#### About this exercise:
The answer must be every line from the entries below that contains "value".

[Extracted records]
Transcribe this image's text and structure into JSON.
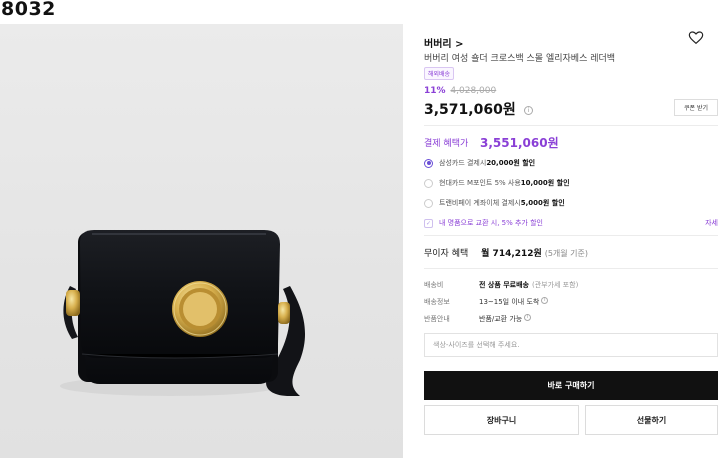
{
  "page_id": "8032",
  "product": {
    "brand": "버버리 >",
    "name": "버버리 여성 숄더 크로스백 스몰 엘리자베스 레더백",
    "tag": "해외배송",
    "discount_rate": "11%",
    "original_price": "4,028,000",
    "price": "3,571,060원",
    "coupon_label": "쿠폰 받기"
  },
  "benefits": {
    "title": "결제 혜택가",
    "price": "3,551,060원",
    "options": [
      {
        "text": "삼성카드 결제시 ",
        "amount": "20,000원 할인",
        "selected": true
      },
      {
        "text": "현대카드 M포인트 5% 사용 ",
        "amount": "10,000원 할인",
        "selected": false
      },
      {
        "text": "트랜비페이 계좌이체 결제시 ",
        "amount": "5,000원 할인",
        "selected": false
      }
    ],
    "trade_in": "내 명품으로 교환 시, 5% 추가 할인",
    "detail_link": "자세"
  },
  "installment": {
    "label": "무이자 혜택",
    "value": "월 714,212원",
    "note": "(5개월 기준)"
  },
  "shipping": [
    {
      "label": "배송비",
      "value": "전 상품 무료배송",
      "note": "(관부가세 포함)"
    },
    {
      "label": "배송정보",
      "value": "13~15일 이내 도착",
      "note": ""
    },
    {
      "label": "반품안내",
      "value": "반품/교환 가능",
      "note": ""
    }
  ],
  "option_select": {
    "placeholder": "색상-사이즈를 선택해 주세요."
  },
  "actions": {
    "buy": "바로 구매하기",
    "cart": "장바구니",
    "gift": "선물하기"
  },
  "icons": {
    "wishlist": "heart-outline-icon",
    "info": "info-circle-icon"
  },
  "colors": {
    "accent": "#8a3fd6",
    "buy_button": "#111111"
  }
}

#### Completed task:
    "value": "월 714,212원",
      "value": "전 상품 무료배송",
      "value": "13~15일 이내 도착",
      "value": "반품/교환 가능",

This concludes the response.